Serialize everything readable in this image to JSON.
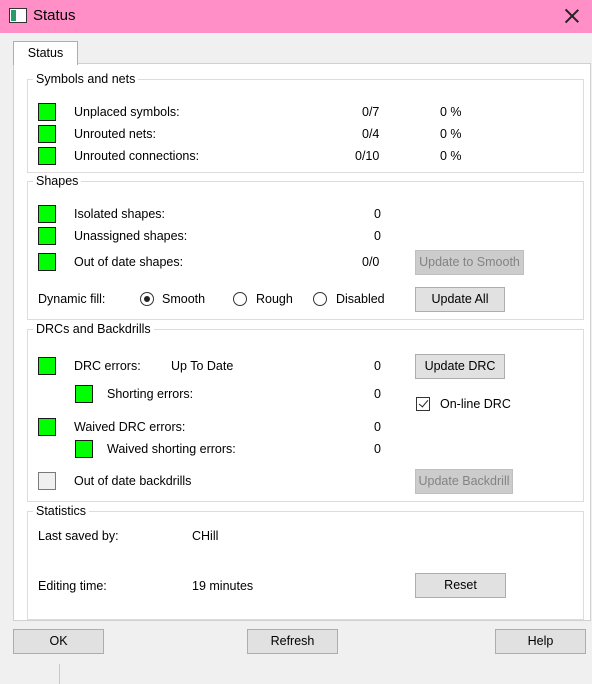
{
  "window": {
    "title": "Status",
    "app_icon": "window-app-icon",
    "close_icon": "close-icon"
  },
  "tab": {
    "label": "Status"
  },
  "symbols_nets": {
    "title": "Symbols and nets",
    "rows": [
      {
        "label": "Unplaced symbols:",
        "count": "0/7",
        "percent": "0 %"
      },
      {
        "label": "Unrouted nets:",
        "count": "0/4",
        "percent": "0 %"
      },
      {
        "label": "Unrouted connections:",
        "count": "0/10",
        "percent": "0 %"
      }
    ]
  },
  "shapes": {
    "title": "Shapes",
    "rows": [
      {
        "label": "Isolated shapes:",
        "count": "0"
      },
      {
        "label": "Unassigned shapes:",
        "count": "0"
      },
      {
        "label": "Out of date shapes:",
        "count": "0/0"
      }
    ],
    "update_smooth_label": "Update to Smooth",
    "dynamic_fill_label": "Dynamic fill:",
    "fill_options": [
      "Smooth",
      "Rough",
      "Disabled"
    ],
    "fill_selected": "Smooth",
    "update_all_label": "Update All"
  },
  "drc": {
    "title": "DRCs and Backdrills",
    "drc_errors_label": "DRC errors:",
    "drc_status": "Up To Date",
    "drc_errors_count": "0",
    "update_drc_label": "Update DRC",
    "shorting_label": "Shorting errors:",
    "shorting_count": "0",
    "online_drc_label": "On-line DRC",
    "online_drc_checked": true,
    "waived_drc_label": "Waived DRC errors:",
    "waived_drc_count": "0",
    "waived_shorting_label": "Waived shorting errors:",
    "waived_shorting_count": "0",
    "backdrills_label": "Out of date backdrills",
    "update_backdrill_label": "Update Backdrill"
  },
  "statistics": {
    "title": "Statistics",
    "last_saved_label": "Last saved by:",
    "last_saved_value": "CHill",
    "editing_time_label": "Editing time:",
    "editing_time_value": "19 minutes",
    "reset_label": "Reset"
  },
  "footer": {
    "ok_label": "OK",
    "refresh_label": "Refresh",
    "help_label": "Help"
  },
  "colors": {
    "titlebar": "#ff8fc6",
    "status_ok": "#00ff00"
  }
}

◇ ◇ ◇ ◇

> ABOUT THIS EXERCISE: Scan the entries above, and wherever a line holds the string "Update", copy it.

> YOUR RESPONSE:
    "update_smooth_label": "Update to Smooth",
    "update_all_label": "Update All"
    "update_drc_label": "Update DRC",
    "update_backdrill_label": "Update Backdrill"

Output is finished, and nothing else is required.